Gas Van Driver, Chelmno

“As soon as the ramp had been erected in the castle, people started arriving in Kulmhof from Lizmannstadt in lorries… The people were told that they had to take a bath, that their clothes had to be disinfected and that they could hand in any valuable items beforehand to be registered…

When they had undressed they were sent to the cellar of the castle and then along a passageway on to the ramp and from there into the gas-van. In the castle there were signs marked “to the baths”. The gas vans were large vans, about 4-5 meters long, 2.2 meter wide and 2 meter high. The interior walls were lined with sheet metal. On the floor there was a wooden grille. The floor of the van had an opening which could be connected to the exhaust by means of a removable metal pipe. When the lorries were full of people the double doors at the back were closed and the exhaust connected to the interior of the van…

The Kommando member detailed as driver would start the engine right away so that the people inside the lorry were suffocated by the exhaust gases. Once this had taken place, the union between the exhaust and the inside of the lorry was disconnected and the van was driven to the camp in the woods were the bodies were unloaded. In the early days they were initially burned in mass graves, later incinerated… I then drove the van back to the castle and parked it there. Here it would be cleaned of the excretions of the people that had died in it. Afterwards it would once again be used for gassing…
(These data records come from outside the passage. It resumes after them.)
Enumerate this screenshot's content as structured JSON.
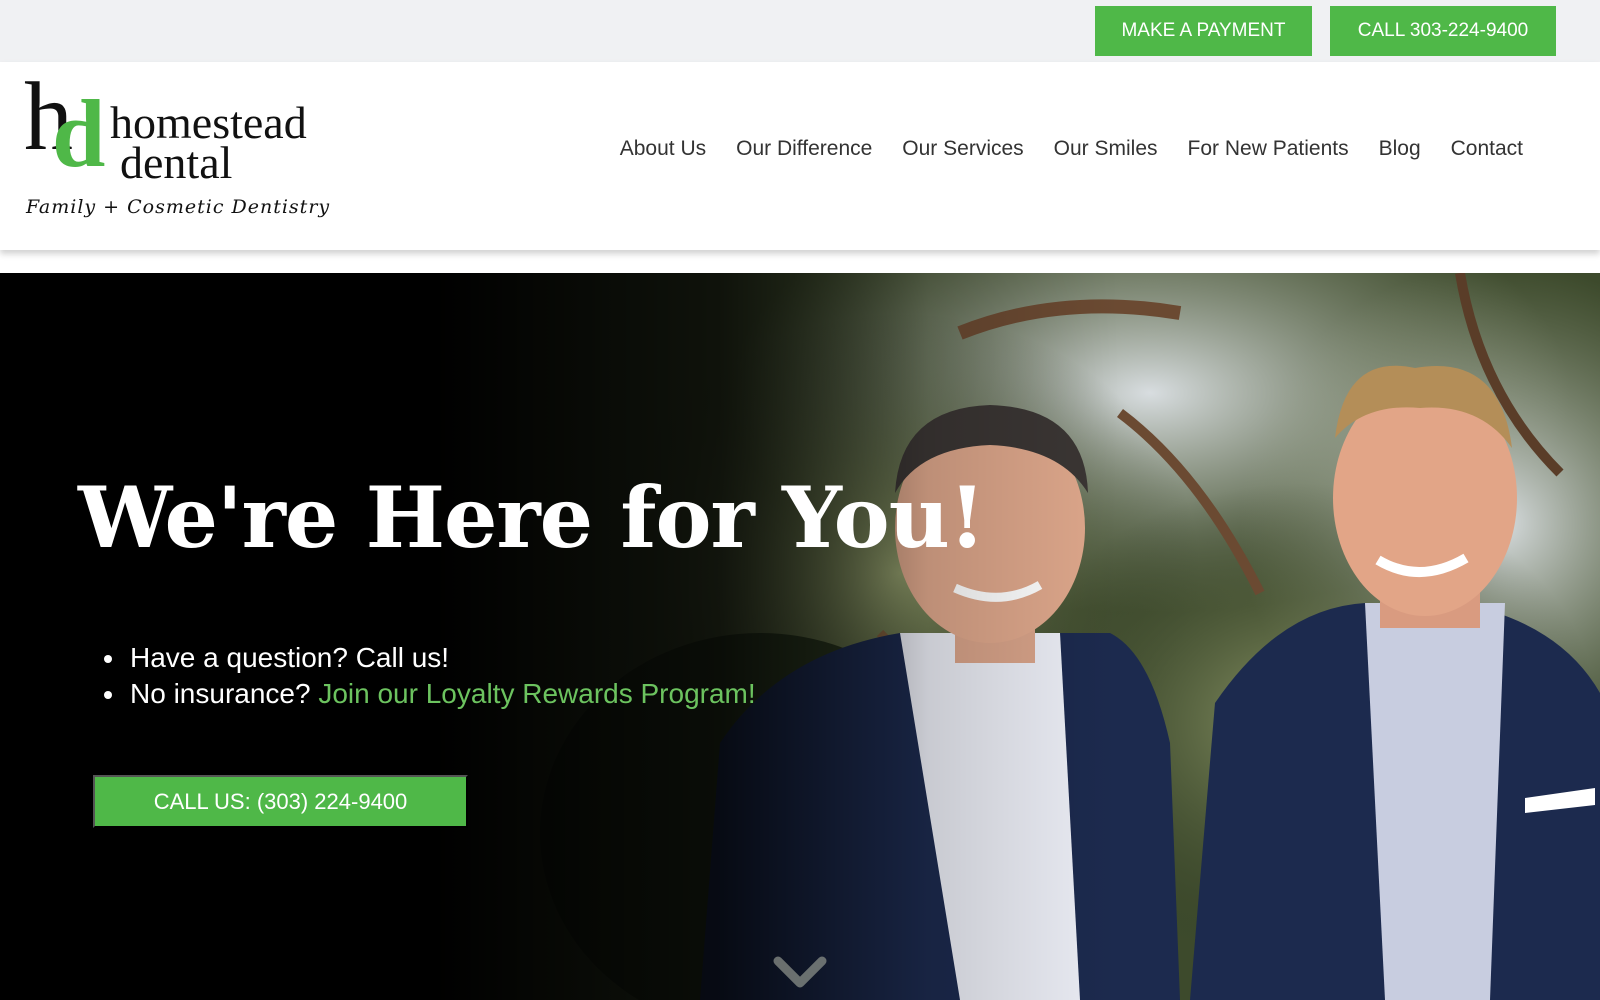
{
  "topbar": {
    "payment_label": "MAKE A PAYMENT",
    "call_label": "CALL 303-224-9400"
  },
  "logo": {
    "monogram_h": "h",
    "monogram_d": "d",
    "word1": "homestead",
    "word2": "dental",
    "tagline": "Family + Cosmetic Dentistry"
  },
  "nav": {
    "items": [
      {
        "label": "About Us"
      },
      {
        "label": "Our Difference"
      },
      {
        "label": "Our Services"
      },
      {
        "label": "Our Smiles"
      },
      {
        "label": "For New Patients"
      },
      {
        "label": "Blog"
      },
      {
        "label": "Contact"
      }
    ]
  },
  "hero": {
    "title": "We're Here for You!",
    "bullets": {
      "question": "Have a question? Call us!",
      "insurance_prefix": "No insurance? ",
      "insurance_link": "Join our Loyalty Rewards Program!"
    },
    "cta_label": "CALL US: (303) 224-9400",
    "scroll_icon": "chevron-down-icon"
  },
  "colors": {
    "brand_green": "#4fb848",
    "link_green": "#6cc35f",
    "topbar_bg": "#f0f1f3",
    "nav_text": "#333333",
    "blazer_navy": "#1c2a4e"
  }
}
I can no longer say what I thought at the time or whether I thought of anything at all. I can also no longer say today whether I was too influenced by the propaganda of the time to have refused to have carried out the orders I had been given.”


Bibliography

E. Klee and V. Riess W. Dressen, The Good Old Days (New York: The Free Press, 1988), pp. 219-220.